A squint, also called strabismus, is where the eyes point in different directions. It's particularly common in young children, but can happen at any age.

One of the eyes may turn in, out, up or down while the other eye looks ahead.

Close-up of a a child’s eyes and nose. Their left eye is turning in (a squint) and their right eye is looking ahead.

This may happen all the time or it may come and go.

Treatment is usually recommended to correct a squint, as it's unlikely to get better on its own and it could cause further problems if not treated early on.

When to get medical advice

Get advice if:

A GP, health visitor or local opticians service can refer you to an eye specialist for some simple tests and treatment if necessary.

Treatments and surgery for a squint

The main treatments for a squint are:

If your child has a lazy eye as a result of their squint it may need to be treated first.

Treatment for a lazy eye usually involves wearing a patch over the unaffected eye to help improve vision in the affected eye.

Problems a child may have if a squint is not treated

It's important not to ignore a squint that happens all the time or develops after 3 months of age.

It could lead to further problems if left untreated, such as:

Surgery can help improve the alignment of the eyes even if a squint has been left untreated for a long time, but any vision problems may be permanent if they are not treated at a young age.

Causes of squints

The exact cause of a squint is not always known.

Some people are born with a squint and others develop one later in life.
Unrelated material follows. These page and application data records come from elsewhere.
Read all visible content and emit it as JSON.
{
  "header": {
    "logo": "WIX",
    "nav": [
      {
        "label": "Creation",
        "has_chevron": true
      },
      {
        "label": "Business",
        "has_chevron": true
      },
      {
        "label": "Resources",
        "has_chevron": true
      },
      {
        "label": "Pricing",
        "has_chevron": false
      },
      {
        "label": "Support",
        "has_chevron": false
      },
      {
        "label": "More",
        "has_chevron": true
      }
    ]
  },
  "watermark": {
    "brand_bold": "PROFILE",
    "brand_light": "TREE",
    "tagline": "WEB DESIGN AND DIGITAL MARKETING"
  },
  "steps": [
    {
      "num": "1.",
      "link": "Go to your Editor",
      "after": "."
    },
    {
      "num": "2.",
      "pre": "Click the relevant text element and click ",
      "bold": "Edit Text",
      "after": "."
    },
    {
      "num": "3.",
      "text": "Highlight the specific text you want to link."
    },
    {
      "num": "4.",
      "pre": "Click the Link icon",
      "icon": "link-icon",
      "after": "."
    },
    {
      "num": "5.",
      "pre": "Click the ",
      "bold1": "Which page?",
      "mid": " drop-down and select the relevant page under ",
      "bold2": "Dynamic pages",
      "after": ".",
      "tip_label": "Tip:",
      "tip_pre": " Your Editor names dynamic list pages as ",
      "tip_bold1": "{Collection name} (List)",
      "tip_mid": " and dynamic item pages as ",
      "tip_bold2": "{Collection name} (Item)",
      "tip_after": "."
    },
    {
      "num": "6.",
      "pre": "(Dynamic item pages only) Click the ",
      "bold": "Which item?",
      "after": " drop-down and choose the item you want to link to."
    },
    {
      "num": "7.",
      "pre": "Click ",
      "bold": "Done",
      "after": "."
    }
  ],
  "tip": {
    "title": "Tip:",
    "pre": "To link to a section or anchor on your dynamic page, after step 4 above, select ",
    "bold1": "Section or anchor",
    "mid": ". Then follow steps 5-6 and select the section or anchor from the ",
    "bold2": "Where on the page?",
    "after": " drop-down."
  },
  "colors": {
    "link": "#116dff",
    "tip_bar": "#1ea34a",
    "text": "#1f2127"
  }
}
Sometimes they run in families.

In children, a squint is often caused by the eye attempting to overcome a vision problem, such as:

Rarer causes of a squint include:

A squint can also sometimes be a symptom of a rare type of childhood eye cancer called retinoblastoma. Take your child to see a GP if they have a squint to rule out this condition.

Page last reviewed: 2 May 2023
Next review due: 2 May 2026